This phenomenon of inflammation can explain the persistence of symptoms in CP patients, the high resistance to antibiotic treatment in vivo and the necessity for long-term antibiotic treatment regimens. The presence of a biofilm producer strain can additionally determine a therapeutic decision to administer those antibiotics able to act intracellularly to destroy persistent bacterial nests inside these prostatic biofilms.
The reports described in our study present a new front in the field of prostatitis and their classification. They additionally open up a new perspective on the role of calcifications in the persistence of prostatitis and speculation about prostate cancer induction and genesis by chronic bacterial inflammation.
Many thanks to Sanofi-Aventis Italy and Europe for funding the biofilm research with a research grant. Special thanks to Dr Monica Larosa (Sanofi-Aventis Italy) for strongly believing in this project. Many thanks also to Nikon Instrumentation SpA, Italy, for providing the Scanning Electron Microphotography using JCM-5000 Neoscope, and to Alberto Coffani (Nikon Instrumentation SpA, Italy) for his important technical support for SEM pictures. I also thank Prof. Riccardo Bartoletti for providing the TURP prostatic calcifications, and Prof. John Denton for his English revision of the manuscript, and all my staff of the STDs Center of Santa Maria Annunziata Hospital for the technical microbiological work.
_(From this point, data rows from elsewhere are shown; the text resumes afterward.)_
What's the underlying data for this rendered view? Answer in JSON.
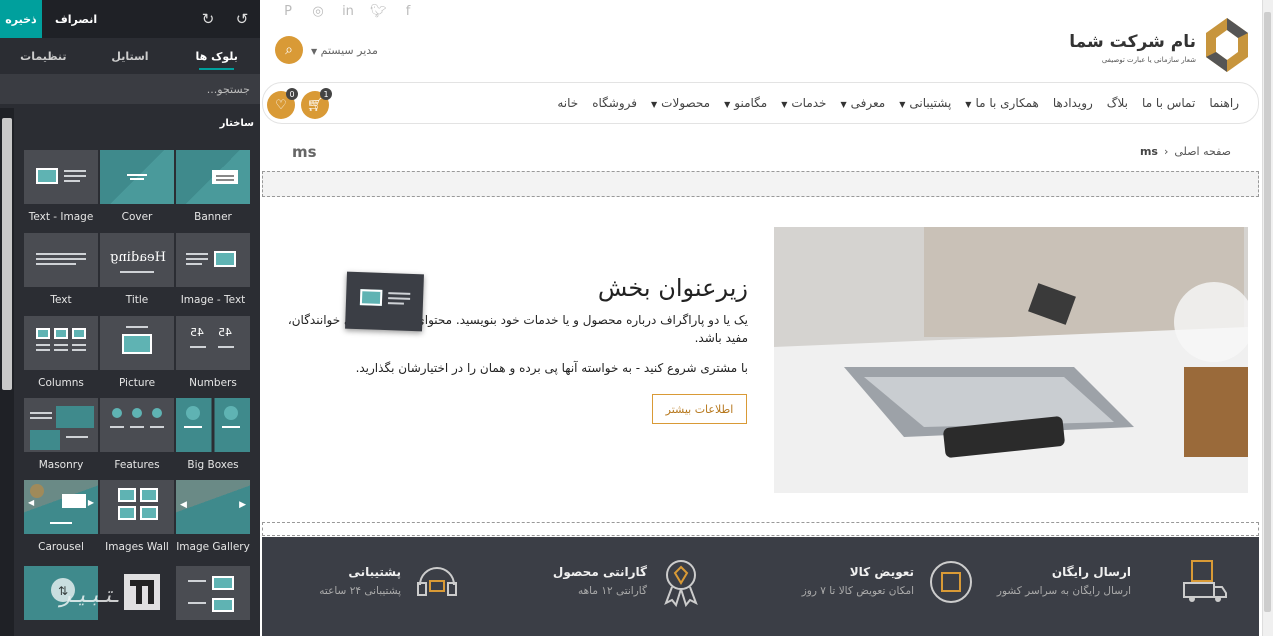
{
  "editor": {
    "save": "ذخیره",
    "discard": "انصراف",
    "tabs": [
      "بلوک ها",
      "استایل",
      "تنظیمات"
    ],
    "search_placeholder": "جستجو...",
    "section_title": "ساختار",
    "blocks": [
      "Banner",
      "Cover",
      "Text - Image",
      "Image - Text",
      "Title",
      "Text",
      "Numbers",
      "Picture",
      "Columns",
      "Big Boxes",
      "Features",
      "Masonry",
      "Image Gallery",
      "Images Wall",
      "Carousel"
    ],
    "numbers_glyph": "45",
    "heading_glyph": "Heading"
  },
  "site": {
    "logo_title": "نام شرکت شما",
    "logo_subtitle": "شعار سازمانی یا عبارت توصیفی",
    "social": [
      "facebook-icon",
      "twitter-icon",
      "linkedin-icon",
      "instagram-icon",
      "pinterest-icon"
    ],
    "user_name": "مدیر سیستم",
    "nav": [
      {
        "label": "خانه",
        "caret": false
      },
      {
        "label": "فروشگاه",
        "caret": false
      },
      {
        "label": "محصولات",
        "caret": true
      },
      {
        "label": "مگامنو",
        "caret": true
      },
      {
        "label": "خدمات",
        "caret": true
      },
      {
        "label": "معرفی",
        "caret": true
      },
      {
        "label": "پشتیبانی",
        "caret": true
      },
      {
        "label": "همکاری با ما",
        "caret": true
      },
      {
        "label": "رویدادها",
        "caret": false
      },
      {
        "label": "بلاگ",
        "caret": false
      },
      {
        "label": "تماس با ما",
        "caret": false
      },
      {
        "label": "راهنما",
        "caret": false
      }
    ],
    "cart_count": "1",
    "wishlist_count": "0",
    "breadcrumb_home": "صفحه اصلی",
    "breadcrumb_current": "ms",
    "page_name": "ms",
    "hero": {
      "title": "زیرعنوان بخش",
      "p1": "یک یا دو پاراگراف درباره محصول و یا خدمات خود بنویسید. محتوای شما باید برای خوانندگان، مفید باشد.",
      "p2": "با مشتری شروع کنید - به خواسته آنها پی برده و همان را در اختیارشان بگذارید.",
      "button": "اطلاعات بیشتر"
    },
    "features": [
      {
        "title": "ارسال رایگان",
        "sub": "ارسال رایگان به سراسر کشور"
      },
      {
        "title": "تعویض کالا",
        "sub": "امکان تعویض کالا تا ۷ روز"
      },
      {
        "title": "گارانتی محصول",
        "sub": "گارانتی ۱۲ ماهه"
      },
      {
        "title": "پشتیبانی",
        "sub": "پشتیبانی ۲۴ ساعته"
      }
    ],
    "accent": "#d99a36",
    "editor_accent": "#00a09d"
  }
}
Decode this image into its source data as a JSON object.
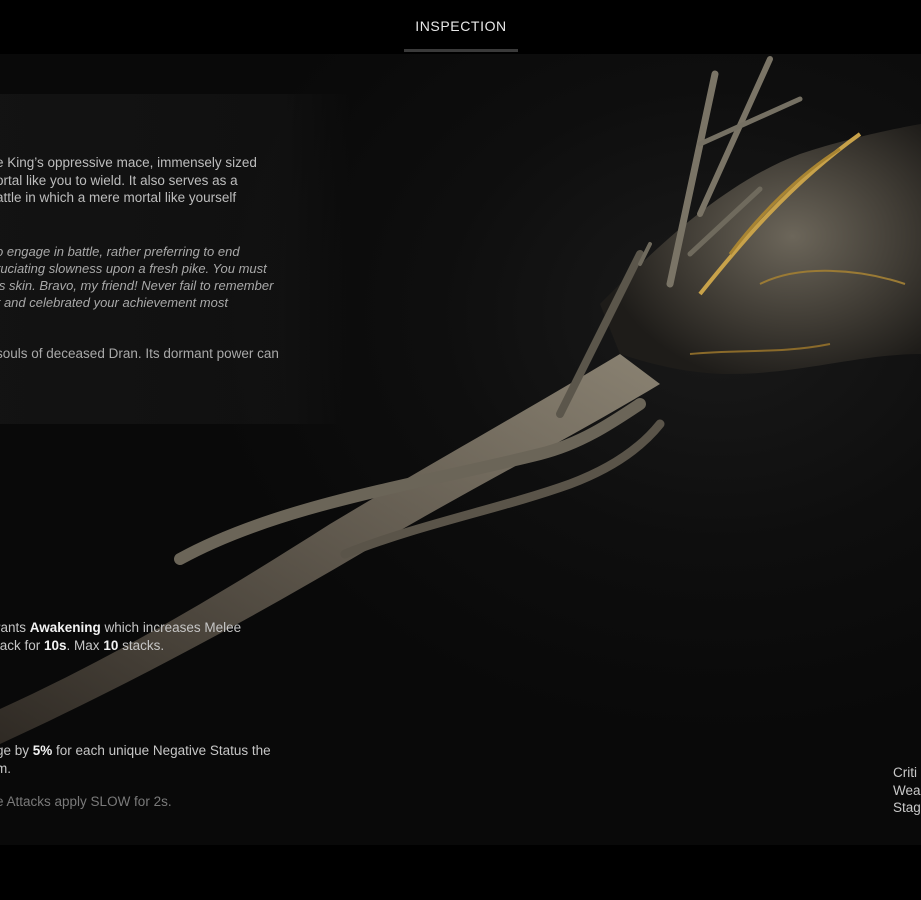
{
  "header": {
    "tab_label": "INSPECTION"
  },
  "lore": {
    "main": [
      "e King’s oppressive mace, immensely sized",
      "ortal like you to wield. It also serves as a",
      "attle in which a mere mortal like yourself"
    ],
    "quote": [
      "o engage in battle, rather preferring to end",
      "ruciating slowness upon a fresh pike. You must",
      "is skin. Bravo, my friend! Never fail to remember",
      "r and celebrated your achievement most"
    ],
    "souls": [
      "souls of deceased Dran. Its dormant power can"
    ]
  },
  "mod": {
    "l1_a": "rants ",
    "l1_b": "Awakening",
    "l1_c": " which increases Melee",
    "l2_a": "tack for ",
    "l2_b": "10s",
    "l2_c": ". Max ",
    "l2_d": "10",
    "l2_e": " stacks."
  },
  "trait": {
    "l1_a": "ge by ",
    "l1_b": "5%",
    "l1_c": " for each unique Negative Status the",
    "l2": "m."
  },
  "mutator": {
    "text": "e Attacks apply SLOW for 2s."
  },
  "stats": {
    "labels": [
      "Criti",
      "Wea",
      "Stag"
    ]
  },
  "colors": {
    "gold_inlay": "#c8a24a",
    "panel_bg": "#161616"
  }
}
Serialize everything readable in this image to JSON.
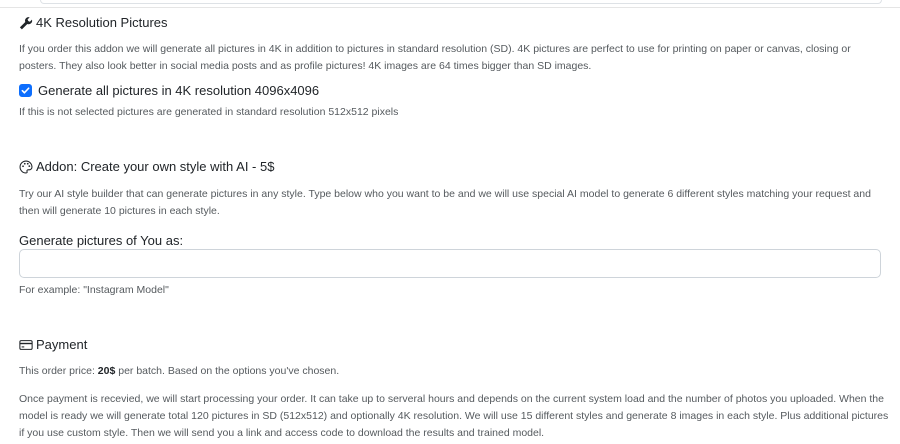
{
  "sections": {
    "hd4k": {
      "title": "4K Resolution Pictures",
      "icon": "wrench-icon",
      "description": "If you order this addon we will generate all pictures in 4K in addition to pictures in standard resolution (SD). 4K pictures are perfect to use for printing on paper or canvas, closing or posters. They also look better in social media posts and as profile pictures! 4K images are 64 times bigger than SD images.",
      "checkbox_label": "Generate all pictures in 4K resolution 4096x4096",
      "checkbox_checked": true,
      "hint": "If this is not selected pictures are generated in standard resolution 512x512 pixels"
    },
    "custom_style": {
      "title": "Addon: Create your own style with AI - 5$",
      "icon": "palette-icon",
      "description": "Try our AI style builder that can generate pictures in any style. Type below who you want to be and we will use special AI model to generate 6 different styles matching your request and then will generate 10 pictures in each style.",
      "input_label": "Generate pictures of You as:",
      "input_value": "",
      "input_placeholder": "",
      "hint": "For example: \"Instagram Model\""
    },
    "payment": {
      "title": "Payment",
      "icon": "credit-card-icon",
      "price_prefix": "This order price: ",
      "price": "20$",
      "price_suffix": " per batch. Based on the options you've chosen.",
      "details": "Once payment is recevied, we will start processing your order. It can take up to serveral hours and depends on the current system load and the number of photos you uploaded. When the model is ready we will generate total 120 pictures in SD (512x512) and optionally 4K resolution. We will use 15 different styles and generate 8 images in each style. Plus additional pictures if you use custom style. Then we will send you a link and access code to download the results and trained model."
    }
  },
  "colors": {
    "accent": "#0d6efd",
    "text": "#212529",
    "muted": "#555a5e",
    "border": "#ced4da"
  }
}
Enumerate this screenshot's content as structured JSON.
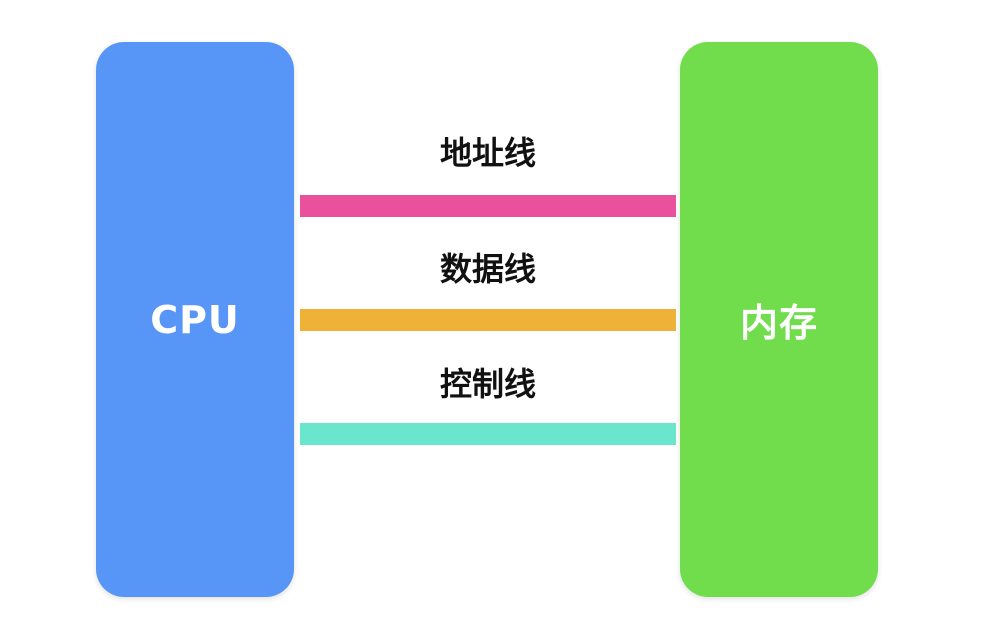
{
  "cpu": {
    "label": "CPU",
    "color": "#5795f7"
  },
  "memory": {
    "label": "内存",
    "color": "#71dc4c"
  },
  "buses": [
    {
      "label": "地址线",
      "color": "#ea519c"
    },
    {
      "label": "数据线",
      "color": "#efb238"
    },
    {
      "label": "控制线",
      "color": "#69e6cb"
    }
  ]
}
This paper is dedicated to all the Italian patients and patients worldwide affected by CP.